Yet I think some claims have better reasons to be believed than others. The claim that Jesus rose from the dead carries greater weight than your trip to the moon, both because (1) many people claimed to have seen him after he was raised (says Paul, writing just a couple of decades after the fact, when many of those people were still alive), and because (2) those leaders had little to gain by inventing the story. Christians have been making this argument since at least Eusebius, but it’s still a pretty good one.

Now I know that similar claims can be made by the Mormons, or whoever, so I'm not expecting people to just fall over in the face of the argument. Still, it’s clear that many people, Christian or not, find Jesus to be a compelling figure, and apart from blanket rejection of miracles, there’s actually pretty strong historical evidence for his resurrection.

One reason I'm a Christian is that I find it hard to believe that God would create the world and then not communicate to us in any direct way. That leaves a lot of religions to choose from, among which the Christian claim of divine self-revelation in the form of a person who loved and practiced self-sacrifice can be very compelling.

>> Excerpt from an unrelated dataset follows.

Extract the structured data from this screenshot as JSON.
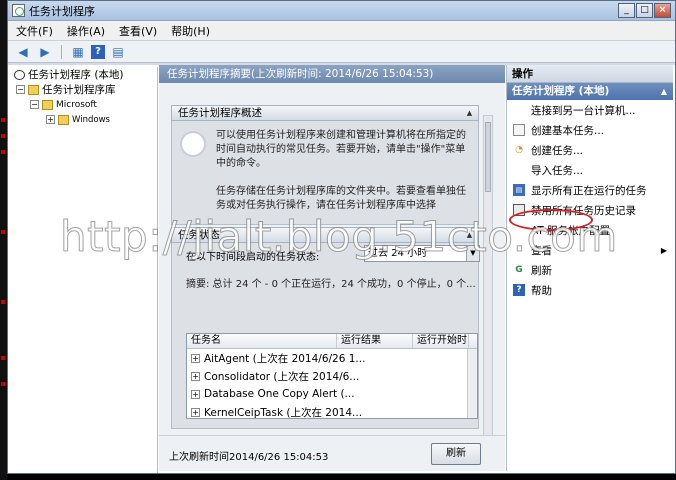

CT said...

Very interesting mystical. I like what you say about God - its similar to Spong - in that we cant use the old 'father-in-the-sky-who-looks-after-us' image any more. It's no longer of use to help us talk about God. We imagine some being in our own image, a being who is not only interested in our day-to-day affairs but who intervenes at an extremely intimate level (while ignoring more important issues).

Others may call me an atheist ?? You can call me a pussycat if you want - labels and categories dont get us any closer to the truth.

To me the bottom line of our faith is that it should stand up when you explain it to a non-believer. And it has to reflect our experience of life and knowledge of the world. If the only justification you can find for a belief is that 'it is written' then you need to look for supporting evidence.

Anyway keep up the posting - I notice you have slackened off lately.